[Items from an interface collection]
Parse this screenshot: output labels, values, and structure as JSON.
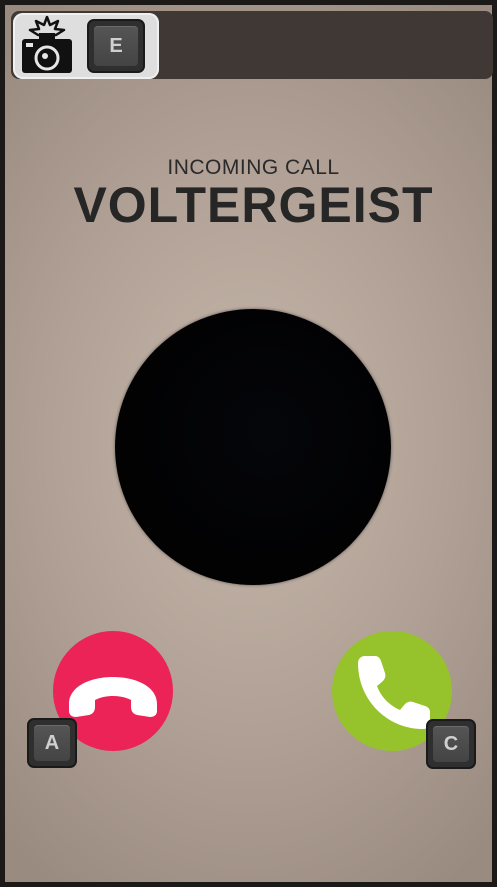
{
  "toolbar": {
    "camera_icon": "camera-flash-icon",
    "camera_key": "E"
  },
  "call": {
    "status_label": "INCOMING CALL",
    "caller_name": "VOLTERGEIST"
  },
  "actions": {
    "decline_icon": "phone-hangup-icon",
    "decline_key": "A",
    "accept_icon": "phone-answer-icon",
    "accept_key": "C",
    "decline_color": "#ec2356",
    "accept_color": "#96c32c"
  }
}
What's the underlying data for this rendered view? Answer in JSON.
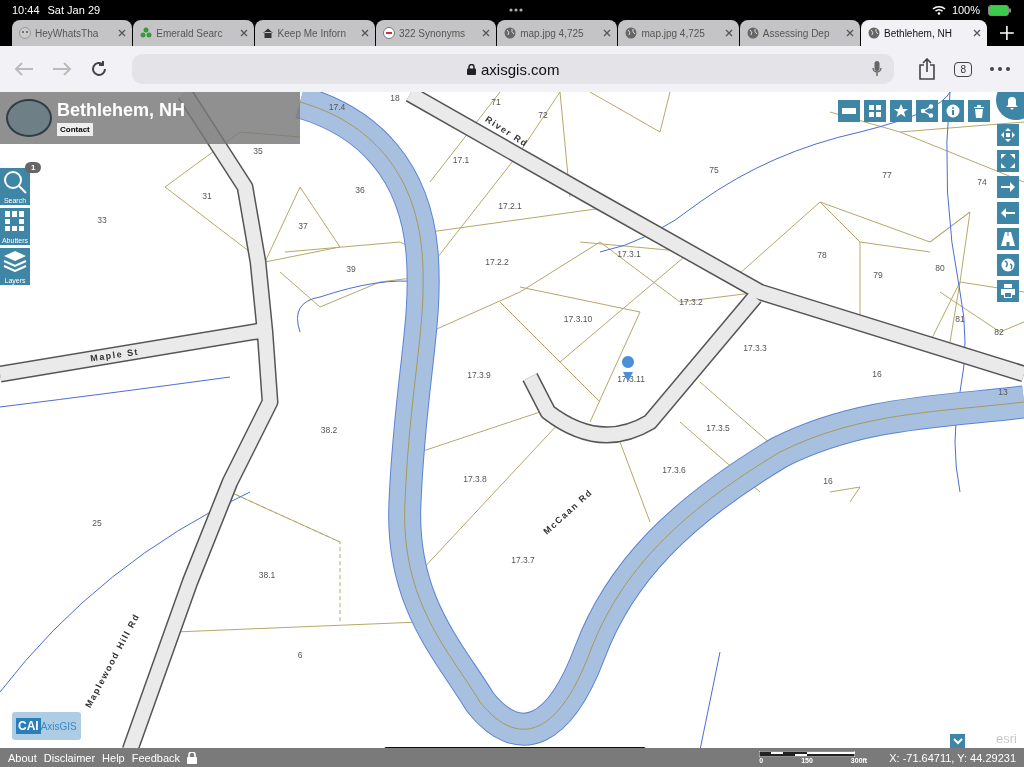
{
  "status_bar": {
    "time": "10:44",
    "date": "Sat Jan 29",
    "battery": "100%"
  },
  "tabs": [
    {
      "title": "HeyWhatsTha",
      "kind": "face",
      "selected": false
    },
    {
      "title": "Emerald Searc",
      "kind": "leaf",
      "selected": false
    },
    {
      "title": "Keep Me Inforn",
      "kind": "home",
      "selected": false
    },
    {
      "title": "322 Synonyms",
      "kind": "seal",
      "selected": false
    },
    {
      "title": "map.jpg 4,725",
      "kind": "globe",
      "selected": false
    },
    {
      "title": "map.jpg 4,725",
      "kind": "globe",
      "selected": false
    },
    {
      "title": "Assessing Dep",
      "kind": "globe",
      "selected": false
    },
    {
      "title": "Bethlehem, NH",
      "kind": "globe",
      "selected": true
    }
  ],
  "address_bar": {
    "url": "axisgis.com",
    "tab_count": "8"
  },
  "header": {
    "title": "Bethlehem, NH",
    "contact": "Contact"
  },
  "tools": [
    {
      "label": "Search",
      "kind": "search",
      "badge": "1"
    },
    {
      "label": "Abutters",
      "kind": "abutters"
    },
    {
      "label": "Layers",
      "kind": "layers"
    }
  ],
  "map": {
    "parcels": [
      "17.4",
      "18",
      "71",
      "72",
      "35",
      "17.1",
      "36",
      "31",
      "75",
      "77",
      "74",
      "33",
      "17.2.1",
      "37",
      "17.3.1",
      "78",
      "79",
      "80",
      "17.2.2",
      "39",
      "17.3.2",
      "17.3.10",
      "81",
      "82",
      "17.3.3",
      "16",
      "17.3.9",
      "17.3.11",
      "13",
      "38.2",
      "17.3.5",
      "17.3.8",
      "17.3.6",
      "16",
      "25",
      "17.3.7",
      "38.1",
      "6"
    ],
    "roads": [
      "River Rd",
      "Maple St",
      "McCaan Rd",
      "Maplewood Hill Rd"
    ]
  },
  "logo": {
    "mark": "CAI",
    "name": "AxisGIS"
  },
  "attribution": "esri",
  "footer": {
    "links": [
      "About",
      "Disclaimer",
      "Help",
      "Feedback"
    ],
    "scale": [
      "0",
      "150",
      "300ft"
    ],
    "coordinates": "X: -71.64711, Y: 44.29231"
  }
}
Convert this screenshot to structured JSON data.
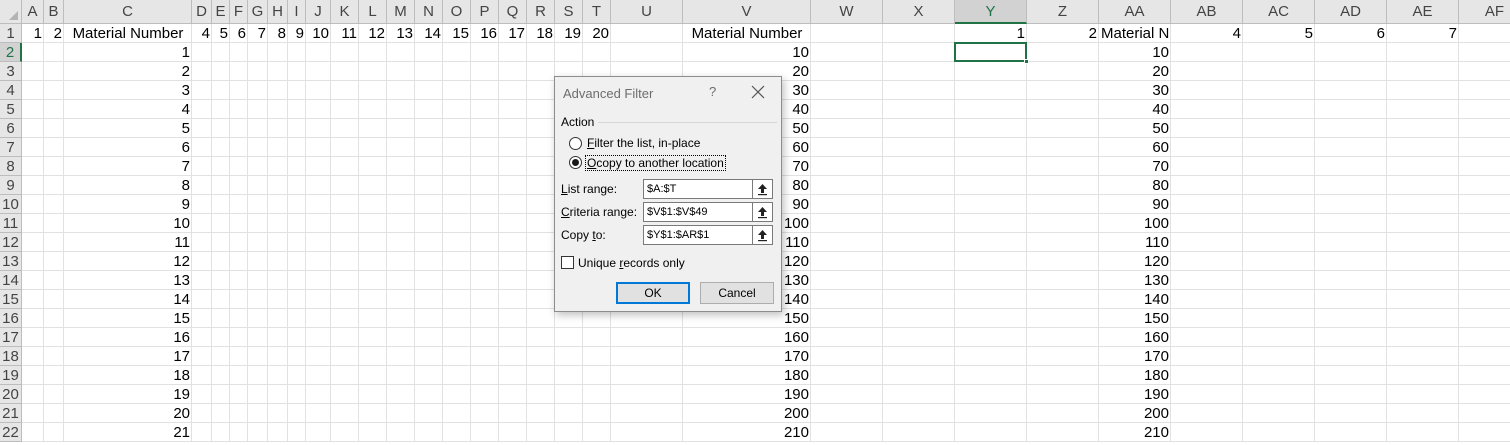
{
  "spreadsheet": {
    "columns": [
      "A",
      "B",
      "C",
      "D",
      "E",
      "F",
      "G",
      "H",
      "I",
      "J",
      "K",
      "L",
      "M",
      "N",
      "O",
      "P",
      "Q",
      "R",
      "S",
      "T",
      "U",
      "V",
      "W",
      "X",
      "Y",
      "Z",
      "AA",
      "AB",
      "AC",
      "AD",
      "AE",
      "AF"
    ],
    "selected_column": "Y",
    "selected_row": 2,
    "active_cell": "Y2",
    "row_numbers": [
      1,
      2,
      3,
      4,
      5,
      6,
      7,
      8,
      9,
      10,
      11,
      12,
      13,
      14,
      15,
      16,
      17,
      18,
      19,
      20,
      21,
      22
    ],
    "row1": {
      "A": "1",
      "B": "2",
      "C": "Material Number",
      "D": "4",
      "E": "5",
      "F": "6",
      "G": "7",
      "H": "8",
      "I": "9",
      "J": "10",
      "K": "11",
      "L": "12",
      "M": "13",
      "N": "14",
      "O": "15",
      "P": "16",
      "Q": "17",
      "R": "18",
      "S": "19",
      "T": "20",
      "V": "Material Number",
      "Y": "1",
      "Z": "2",
      "AA": "Material N",
      "AB": "4",
      "AC": "5",
      "AD": "6",
      "AE": "7"
    },
    "column_c_values": [
      "1",
      "2",
      "3",
      "4",
      "5",
      "6",
      "7",
      "8",
      "9",
      "10",
      "11",
      "12",
      "13",
      "14",
      "15",
      "16",
      "17",
      "18",
      "19",
      "20",
      "21"
    ],
    "column_v_values": [
      "10",
      "20",
      "30",
      "40",
      "50",
      "60",
      "70",
      "80",
      "90",
      "100",
      "110",
      "120",
      "130",
      "140",
      "150",
      "160",
      "170",
      "180",
      "190",
      "200",
      "210"
    ],
    "column_aa_values": [
      "10",
      "20",
      "30",
      "40",
      "50",
      "60",
      "70",
      "80",
      "90",
      "100",
      "110",
      "120",
      "130",
      "140",
      "150",
      "160",
      "170",
      "180",
      "190",
      "200",
      "210"
    ]
  },
  "dialog": {
    "title": "Advanced Filter",
    "help": "?",
    "action_label": "Action",
    "option_filter_in_place": {
      "hotkey": "F",
      "rest": "ilter the list, in-place",
      "selected": false
    },
    "option_copy": {
      "hotkey": "O",
      "rest": "copy to another location",
      "prefix": "",
      "selected": true
    },
    "list_range": {
      "hotkey": "L",
      "rest": "ist range:",
      "value": "$A:$T"
    },
    "criteria_range": {
      "hotkey": "C",
      "rest": "riteria range:",
      "value": "$V$1:$V$49"
    },
    "copy_to": {
      "pre": "Copy ",
      "hotkey": "t",
      "rest": "o:",
      "value": "$Y$1:$AR$1"
    },
    "unique": {
      "pre": "Unique ",
      "hotkey": "r",
      "rest": "ecords only",
      "checked": false
    },
    "ok_label": "OK",
    "cancel_label": "Cancel"
  }
}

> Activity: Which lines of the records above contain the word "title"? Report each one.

> The answer:
      "title": "HeyWhatsTha",
      "title": "Emerald Searc",
      "title": "Keep Me Inforn",
      "title": "322 Synonyms",
      "title": "map.jpg 4,725",
      "title": "map.jpg 4,725",
      "title": "Assessing Dep",
      "title": "Bethlehem, NH",
    "title": "Bethlehem, NH",
    "title": "Advanced Filter",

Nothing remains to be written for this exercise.